In an interview, Mr. Paulson said the number of potential home-loan defaults "will be significantly bigger" in 2008 than in 2007. He said he is "aggressively encouraging" the mortgage-service industry -- which collects loan payments from borrowers -- to develop criteria that would enable large groups of borrowers who might default on their payments to qualify for loans with better terms.This was the largest and most urgent financial issue facing the country when Mr. Paulson took office. This leaves me with the impression that he's just started learning about it, which is consistent with the Treasury's behavior.
That's a shift from his previous view that the problems didn't warrant a group approach. Mr. Paulson said his outlook has evolved as he has learned more about the problem.
Reading the article and the interview excerpts, in which Mr. Paulson states "[we need] to have as many [homeowners] as possible be able to stay in their homes" really alarms me. On the one hand, he wants to fix interest rates. This screws people who more prudently got fixed rates, but prudence is going to be punished in any bailout. On the other, he's made leaving people in their homes the goal, with an intent to keep them paying the same. And, he's including 'homeowners' with no-money-down interest-only loans in the mix.
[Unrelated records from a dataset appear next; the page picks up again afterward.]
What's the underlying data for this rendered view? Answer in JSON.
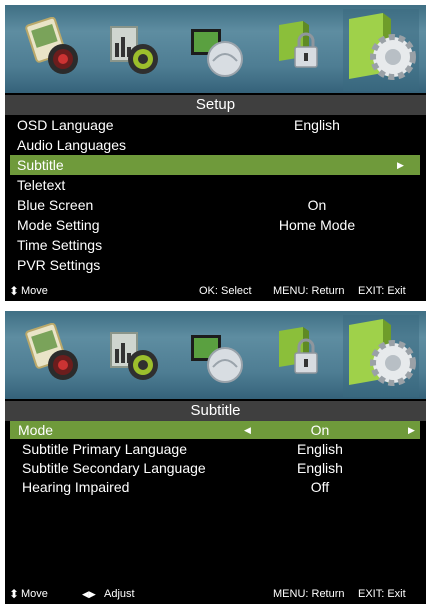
{
  "setup_panel": {
    "title": "Setup",
    "icons": [
      "picture-icon",
      "sound-icon",
      "channel-icon",
      "lock-icon",
      "setup-gear-icon"
    ],
    "items": [
      {
        "label": "OSD Language",
        "value": "English"
      },
      {
        "label": "Audio Languages",
        "value": ""
      },
      {
        "label": "Subtitle",
        "value": "",
        "arrow": "▶"
      },
      {
        "label": "Teletext",
        "value": ""
      },
      {
        "label": "Blue Screen",
        "value": "On"
      },
      {
        "label": "Mode Setting",
        "value": "Home Mode"
      },
      {
        "label": "Time Settings",
        "value": ""
      },
      {
        "label": "PVR Settings",
        "value": ""
      }
    ],
    "footer": {
      "move_icon": "⬍",
      "move": "Move",
      "ok": "OK: Select",
      "menu": "MENU: Return",
      "exit": "EXIT: Exit"
    }
  },
  "subtitle_panel": {
    "title": "Subtitle",
    "icons": [
      "picture-icon",
      "sound-icon",
      "channel-icon",
      "lock-icon",
      "setup-gear-icon"
    ],
    "items": [
      {
        "label": "Mode",
        "value": "On",
        "left_arrow": "◀",
        "right_arrow": "▶"
      },
      {
        "label": "Subtitle Primary Language",
        "value": "English"
      },
      {
        "label": "Subtitle Secondary Language",
        "value": "English"
      },
      {
        "label": "Hearing Impaired",
        "value": "Off"
      }
    ],
    "footer": {
      "move_icon": "⬍",
      "move": "Move",
      "adjust_icon": "◀▶",
      "adjust": "Adjust",
      "menu": "MENU: Return",
      "exit": "EXIT: Exit"
    }
  },
  "colors": {
    "highlight": "#6f9a3b",
    "title_bar": "#3f3f3f",
    "icon_bar": "#4e7d93",
    "panel_bg": "#000000"
  }
}
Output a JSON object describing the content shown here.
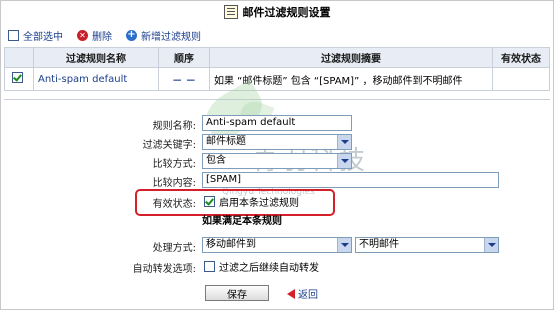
{
  "title": "邮件过滤规则设置",
  "toolbar": {
    "select_all": "全部选中",
    "delete": "删除",
    "add_rule": "新增过滤规则"
  },
  "table": {
    "headers": [
      "过滤规则名称",
      "顺序",
      "过滤规则摘要",
      "有效状态"
    ],
    "rows": [
      {
        "name": "Anti-spam default",
        "order": "－ －",
        "summary": "如果 “邮件标题” 包含 “[SPAM]” ，移动邮件到不明邮件",
        "status": ""
      }
    ]
  },
  "form": {
    "rule_name_label": "规则名称:",
    "rule_name_value": "Anti-spam default",
    "keyword_label": "过滤关键字:",
    "keyword_value": "邮件标题",
    "compare_label": "比较方式:",
    "compare_value": "包含",
    "content_label": "比较内容:",
    "content_value": "[SPAM]",
    "status_label": "有效状态:",
    "status_checkbox_label": "启用本条过滤规则",
    "subheading": "如果满足本条规则",
    "action_label": "处理方式:",
    "action_value": "移动邮件到",
    "action_target_value": "不明邮件",
    "forward_label": "自动转发选项:",
    "forward_checkbox_label": "过滤之后继续自动转发",
    "save_button": "保存",
    "back_link": "返回"
  },
  "watermark": {
    "zh": "青羽科技",
    "en": "Qingyu Technologies"
  },
  "colors": {
    "header_bg": "#e8ecf4",
    "link": "#1a3e8c",
    "highlight": "#d4202a"
  }
}
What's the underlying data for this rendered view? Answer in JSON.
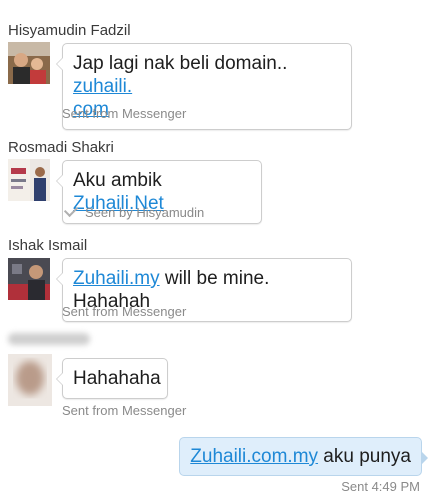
{
  "messages": [
    {
      "sender": "Hisyamudin Fadzil",
      "text": "Jap lagi nak beli domain.. ",
      "link": "zuhaili.",
      "link2": "com",
      "meta": "Sent from Messenger"
    },
    {
      "sender": "Rosmadi Shakri",
      "text": "Aku ambik ",
      "link": "Zuhaili.Net",
      "meta": "Seen by Hisyamudin"
    },
    {
      "sender": "Ishak Ismail",
      "link": "Zuhaili.my",
      "text": " will be mine. Hahahah",
      "meta": "Sent from Messenger"
    },
    {
      "text": "Hahahaha",
      "meta": "Sent from Messenger"
    }
  ],
  "own_message": {
    "link": "Zuhaili.com.my",
    "text": " aku punya",
    "meta": "Sent 4:49 PM"
  },
  "colors": {
    "link": "#1e88d6",
    "own_bubble": "#dfeefb"
  }
}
Do you see where this is going? Mr. Paulson is going to suggest to lenders that they delay the balloon payment, and that they maintain the interest-only nature of the loan forever. This creates a situation where people are essentially paying very high rents to a completely unaccountable landlord -- the banks don't have any obligation to fix the plumbing, but keep raking in that income forever. The 30-year mortgage will become rent ad infinitum.
Congress has got to act to stop this. Mr. Paulson is trying to save the investment banks by letting them continue to drink the blood of the poor. Maybe I'll draft a letter.
And, reading the housing bubble blog, I saw this:
Just how did all these Wall Street bankers in their $5,000 John Lobb shoes manage to step in you-know-what?Seriously, are these people stupid? I try to stay away from that sort of invective, but come on. You're going to hide from the housing bubble collapse in thrifts?
Investors piled into savings and loan stocks in August. Back then they looked like a safe haven from the subprime mess
[L]arge thrifts who sell mortgages to investors took some of the biggest losses. They had to write down some of the mortgages on their books when they couldn’t sell the loans.
The Office of Thrift Supervision reported today that earnings for the nation’s savings and loans plunged 84 percent in the third quarter.